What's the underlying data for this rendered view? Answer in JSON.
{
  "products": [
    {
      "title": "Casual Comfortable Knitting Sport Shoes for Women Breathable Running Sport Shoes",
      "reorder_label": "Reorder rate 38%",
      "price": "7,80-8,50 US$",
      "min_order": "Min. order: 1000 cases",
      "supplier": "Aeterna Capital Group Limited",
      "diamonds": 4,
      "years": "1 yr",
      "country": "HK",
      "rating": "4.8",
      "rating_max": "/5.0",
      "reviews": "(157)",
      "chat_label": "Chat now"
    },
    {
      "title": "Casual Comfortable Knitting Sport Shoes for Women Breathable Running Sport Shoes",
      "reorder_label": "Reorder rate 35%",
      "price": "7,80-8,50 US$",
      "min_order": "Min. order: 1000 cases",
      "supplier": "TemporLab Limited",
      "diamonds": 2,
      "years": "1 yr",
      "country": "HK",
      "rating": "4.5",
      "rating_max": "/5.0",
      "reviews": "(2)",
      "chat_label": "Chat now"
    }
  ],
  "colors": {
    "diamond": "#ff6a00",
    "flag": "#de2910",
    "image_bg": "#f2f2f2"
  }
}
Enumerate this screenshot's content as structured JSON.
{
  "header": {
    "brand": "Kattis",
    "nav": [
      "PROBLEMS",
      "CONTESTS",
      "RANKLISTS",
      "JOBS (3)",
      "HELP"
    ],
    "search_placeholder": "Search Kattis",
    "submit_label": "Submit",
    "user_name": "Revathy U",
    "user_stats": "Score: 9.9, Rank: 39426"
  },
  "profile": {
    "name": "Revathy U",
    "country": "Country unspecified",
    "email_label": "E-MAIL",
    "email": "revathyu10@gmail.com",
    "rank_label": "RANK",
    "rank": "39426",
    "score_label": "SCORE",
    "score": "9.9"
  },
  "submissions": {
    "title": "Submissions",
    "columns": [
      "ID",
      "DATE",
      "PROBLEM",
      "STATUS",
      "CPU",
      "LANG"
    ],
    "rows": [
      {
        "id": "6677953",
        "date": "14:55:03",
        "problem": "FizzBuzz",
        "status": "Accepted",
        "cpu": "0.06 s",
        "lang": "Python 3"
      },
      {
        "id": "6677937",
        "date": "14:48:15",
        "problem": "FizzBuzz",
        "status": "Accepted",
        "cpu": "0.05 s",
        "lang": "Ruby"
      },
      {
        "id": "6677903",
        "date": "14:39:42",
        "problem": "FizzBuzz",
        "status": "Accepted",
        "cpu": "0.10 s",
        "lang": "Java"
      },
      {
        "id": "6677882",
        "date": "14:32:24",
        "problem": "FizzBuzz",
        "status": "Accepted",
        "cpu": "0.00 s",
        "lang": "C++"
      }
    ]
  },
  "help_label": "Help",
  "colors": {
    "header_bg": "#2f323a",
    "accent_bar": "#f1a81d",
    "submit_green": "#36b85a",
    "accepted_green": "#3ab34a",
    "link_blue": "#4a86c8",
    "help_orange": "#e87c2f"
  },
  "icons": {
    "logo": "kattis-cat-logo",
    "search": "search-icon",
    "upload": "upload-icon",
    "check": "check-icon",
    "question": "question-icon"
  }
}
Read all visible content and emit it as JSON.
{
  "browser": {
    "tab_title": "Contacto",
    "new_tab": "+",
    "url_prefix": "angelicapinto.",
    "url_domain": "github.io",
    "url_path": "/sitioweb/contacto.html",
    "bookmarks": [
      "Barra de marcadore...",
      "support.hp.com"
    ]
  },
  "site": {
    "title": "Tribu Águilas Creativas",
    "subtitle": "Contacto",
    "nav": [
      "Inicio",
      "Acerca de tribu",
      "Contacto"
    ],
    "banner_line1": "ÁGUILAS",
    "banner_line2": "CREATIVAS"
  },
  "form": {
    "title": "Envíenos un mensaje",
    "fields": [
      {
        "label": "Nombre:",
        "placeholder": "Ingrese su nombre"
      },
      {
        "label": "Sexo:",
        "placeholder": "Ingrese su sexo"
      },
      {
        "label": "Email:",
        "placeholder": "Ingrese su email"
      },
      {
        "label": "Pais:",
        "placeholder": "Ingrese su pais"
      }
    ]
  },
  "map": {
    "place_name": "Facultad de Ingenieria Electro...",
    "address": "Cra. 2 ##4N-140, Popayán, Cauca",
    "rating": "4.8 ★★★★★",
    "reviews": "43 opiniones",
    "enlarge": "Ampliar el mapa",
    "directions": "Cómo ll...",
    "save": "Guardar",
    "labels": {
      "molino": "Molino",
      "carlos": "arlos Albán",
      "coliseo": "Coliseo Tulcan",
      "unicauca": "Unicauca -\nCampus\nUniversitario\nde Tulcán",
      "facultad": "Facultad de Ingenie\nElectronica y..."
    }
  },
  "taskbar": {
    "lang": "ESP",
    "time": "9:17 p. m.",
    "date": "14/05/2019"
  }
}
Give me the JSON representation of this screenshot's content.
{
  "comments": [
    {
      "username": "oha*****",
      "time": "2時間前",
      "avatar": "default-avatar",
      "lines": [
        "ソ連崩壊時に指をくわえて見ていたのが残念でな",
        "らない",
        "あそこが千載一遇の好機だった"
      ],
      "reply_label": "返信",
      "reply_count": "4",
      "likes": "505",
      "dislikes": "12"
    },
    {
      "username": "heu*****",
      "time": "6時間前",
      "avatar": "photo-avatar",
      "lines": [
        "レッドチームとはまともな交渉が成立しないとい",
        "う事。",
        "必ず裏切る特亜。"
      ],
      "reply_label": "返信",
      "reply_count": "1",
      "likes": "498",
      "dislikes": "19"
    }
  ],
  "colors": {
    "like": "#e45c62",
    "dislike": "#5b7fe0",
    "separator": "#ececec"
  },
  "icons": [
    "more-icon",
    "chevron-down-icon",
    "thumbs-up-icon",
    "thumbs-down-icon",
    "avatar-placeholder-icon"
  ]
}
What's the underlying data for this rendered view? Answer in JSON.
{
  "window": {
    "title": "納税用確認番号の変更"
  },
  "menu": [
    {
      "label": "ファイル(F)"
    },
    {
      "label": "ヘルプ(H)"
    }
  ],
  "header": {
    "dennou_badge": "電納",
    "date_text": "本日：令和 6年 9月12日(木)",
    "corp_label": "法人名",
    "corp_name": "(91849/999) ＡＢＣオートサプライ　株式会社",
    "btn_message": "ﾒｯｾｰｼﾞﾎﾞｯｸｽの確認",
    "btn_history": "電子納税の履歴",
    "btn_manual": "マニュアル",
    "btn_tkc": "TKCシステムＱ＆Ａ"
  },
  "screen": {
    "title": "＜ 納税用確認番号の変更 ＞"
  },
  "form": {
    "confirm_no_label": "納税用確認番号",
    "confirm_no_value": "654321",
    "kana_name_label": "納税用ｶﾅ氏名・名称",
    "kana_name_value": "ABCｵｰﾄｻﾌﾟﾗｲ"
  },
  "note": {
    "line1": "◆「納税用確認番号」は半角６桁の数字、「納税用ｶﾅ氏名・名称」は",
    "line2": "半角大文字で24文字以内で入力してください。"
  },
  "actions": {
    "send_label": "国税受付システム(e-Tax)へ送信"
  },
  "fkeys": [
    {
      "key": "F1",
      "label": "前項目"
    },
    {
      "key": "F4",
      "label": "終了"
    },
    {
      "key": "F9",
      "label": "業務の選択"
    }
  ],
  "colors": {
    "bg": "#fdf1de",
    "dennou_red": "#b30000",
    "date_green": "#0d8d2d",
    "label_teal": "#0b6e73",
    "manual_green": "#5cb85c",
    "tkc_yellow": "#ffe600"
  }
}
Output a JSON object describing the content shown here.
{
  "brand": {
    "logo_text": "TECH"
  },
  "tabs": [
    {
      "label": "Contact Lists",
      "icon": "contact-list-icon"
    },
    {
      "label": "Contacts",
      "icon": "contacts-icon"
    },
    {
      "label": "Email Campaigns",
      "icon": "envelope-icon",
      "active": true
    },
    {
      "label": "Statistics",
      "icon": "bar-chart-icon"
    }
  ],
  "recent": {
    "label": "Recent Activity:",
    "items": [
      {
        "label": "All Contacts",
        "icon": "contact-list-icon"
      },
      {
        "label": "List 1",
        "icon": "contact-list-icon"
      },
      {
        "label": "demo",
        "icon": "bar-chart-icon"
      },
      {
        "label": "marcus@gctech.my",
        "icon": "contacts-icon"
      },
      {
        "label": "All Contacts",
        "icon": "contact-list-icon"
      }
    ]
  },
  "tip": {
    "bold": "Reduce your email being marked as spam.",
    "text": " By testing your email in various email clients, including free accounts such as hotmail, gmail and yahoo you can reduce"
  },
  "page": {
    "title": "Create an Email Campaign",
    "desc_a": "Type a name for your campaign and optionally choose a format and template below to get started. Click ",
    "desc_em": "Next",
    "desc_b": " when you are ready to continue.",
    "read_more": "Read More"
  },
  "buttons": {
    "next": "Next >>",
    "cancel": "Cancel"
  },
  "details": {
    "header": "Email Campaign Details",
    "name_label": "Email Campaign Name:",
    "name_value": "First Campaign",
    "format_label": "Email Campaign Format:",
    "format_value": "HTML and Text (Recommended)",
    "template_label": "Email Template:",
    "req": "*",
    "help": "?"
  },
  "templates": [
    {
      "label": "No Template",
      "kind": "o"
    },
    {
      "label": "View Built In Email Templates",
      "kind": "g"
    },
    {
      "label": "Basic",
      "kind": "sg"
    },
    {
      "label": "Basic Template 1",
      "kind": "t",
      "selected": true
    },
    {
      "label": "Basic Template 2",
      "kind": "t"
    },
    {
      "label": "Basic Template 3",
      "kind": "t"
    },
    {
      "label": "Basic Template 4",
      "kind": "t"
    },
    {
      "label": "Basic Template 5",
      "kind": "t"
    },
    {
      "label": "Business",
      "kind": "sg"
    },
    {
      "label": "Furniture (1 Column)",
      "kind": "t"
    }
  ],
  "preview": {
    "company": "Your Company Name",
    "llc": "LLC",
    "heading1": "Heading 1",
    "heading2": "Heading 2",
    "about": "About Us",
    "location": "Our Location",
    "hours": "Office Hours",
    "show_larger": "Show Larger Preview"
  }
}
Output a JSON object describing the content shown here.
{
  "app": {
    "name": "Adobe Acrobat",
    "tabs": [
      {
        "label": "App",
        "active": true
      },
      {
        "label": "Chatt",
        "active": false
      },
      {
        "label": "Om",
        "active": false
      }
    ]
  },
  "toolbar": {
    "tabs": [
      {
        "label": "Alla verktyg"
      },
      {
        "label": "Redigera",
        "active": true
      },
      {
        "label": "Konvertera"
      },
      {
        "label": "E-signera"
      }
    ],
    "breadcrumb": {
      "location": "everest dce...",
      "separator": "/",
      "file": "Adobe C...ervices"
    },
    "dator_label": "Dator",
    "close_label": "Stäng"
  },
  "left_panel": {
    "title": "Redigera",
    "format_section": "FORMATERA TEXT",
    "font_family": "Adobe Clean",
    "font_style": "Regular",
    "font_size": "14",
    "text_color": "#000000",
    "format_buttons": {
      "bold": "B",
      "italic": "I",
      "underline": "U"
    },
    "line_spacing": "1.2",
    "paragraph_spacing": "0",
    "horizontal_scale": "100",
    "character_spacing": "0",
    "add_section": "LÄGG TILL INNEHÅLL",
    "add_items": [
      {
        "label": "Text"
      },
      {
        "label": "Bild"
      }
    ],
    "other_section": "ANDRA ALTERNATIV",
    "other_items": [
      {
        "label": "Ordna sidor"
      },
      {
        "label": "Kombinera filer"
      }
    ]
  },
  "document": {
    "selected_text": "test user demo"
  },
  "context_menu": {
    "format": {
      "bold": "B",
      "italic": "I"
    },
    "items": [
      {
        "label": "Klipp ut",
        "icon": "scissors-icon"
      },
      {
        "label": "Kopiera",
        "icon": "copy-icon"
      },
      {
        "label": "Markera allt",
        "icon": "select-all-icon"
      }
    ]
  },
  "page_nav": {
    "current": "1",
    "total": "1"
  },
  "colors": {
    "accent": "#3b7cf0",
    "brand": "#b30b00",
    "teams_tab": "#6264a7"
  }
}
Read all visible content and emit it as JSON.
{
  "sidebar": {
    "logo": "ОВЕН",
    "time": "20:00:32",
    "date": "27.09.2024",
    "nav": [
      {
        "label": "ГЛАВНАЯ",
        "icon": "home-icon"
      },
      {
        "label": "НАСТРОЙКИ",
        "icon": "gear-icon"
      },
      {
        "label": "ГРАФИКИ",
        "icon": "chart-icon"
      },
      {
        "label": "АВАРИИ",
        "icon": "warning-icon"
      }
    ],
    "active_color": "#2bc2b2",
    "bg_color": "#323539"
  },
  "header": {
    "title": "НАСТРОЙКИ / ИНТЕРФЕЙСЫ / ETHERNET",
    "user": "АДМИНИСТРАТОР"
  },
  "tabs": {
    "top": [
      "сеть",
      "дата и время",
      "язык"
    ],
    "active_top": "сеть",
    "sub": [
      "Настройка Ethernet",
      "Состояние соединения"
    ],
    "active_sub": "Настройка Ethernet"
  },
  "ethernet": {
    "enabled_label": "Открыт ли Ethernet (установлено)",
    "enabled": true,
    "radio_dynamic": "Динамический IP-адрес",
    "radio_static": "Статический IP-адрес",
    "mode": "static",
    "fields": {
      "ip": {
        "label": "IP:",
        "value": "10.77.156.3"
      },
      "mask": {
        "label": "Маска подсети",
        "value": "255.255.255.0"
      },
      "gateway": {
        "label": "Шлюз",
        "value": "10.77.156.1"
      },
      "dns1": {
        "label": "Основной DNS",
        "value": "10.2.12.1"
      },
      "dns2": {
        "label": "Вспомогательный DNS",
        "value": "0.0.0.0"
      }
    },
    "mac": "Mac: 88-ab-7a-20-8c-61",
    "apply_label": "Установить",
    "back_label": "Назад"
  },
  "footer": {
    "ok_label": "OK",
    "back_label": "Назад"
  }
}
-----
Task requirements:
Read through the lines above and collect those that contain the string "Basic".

Task answer:
      "label": "Basic",
      "label": "Basic Template 1",
      "label": "Basic Template 2",
      "label": "Basic Template 3",
      "label": "Basic Template 4",
      "label": "Basic Template 5",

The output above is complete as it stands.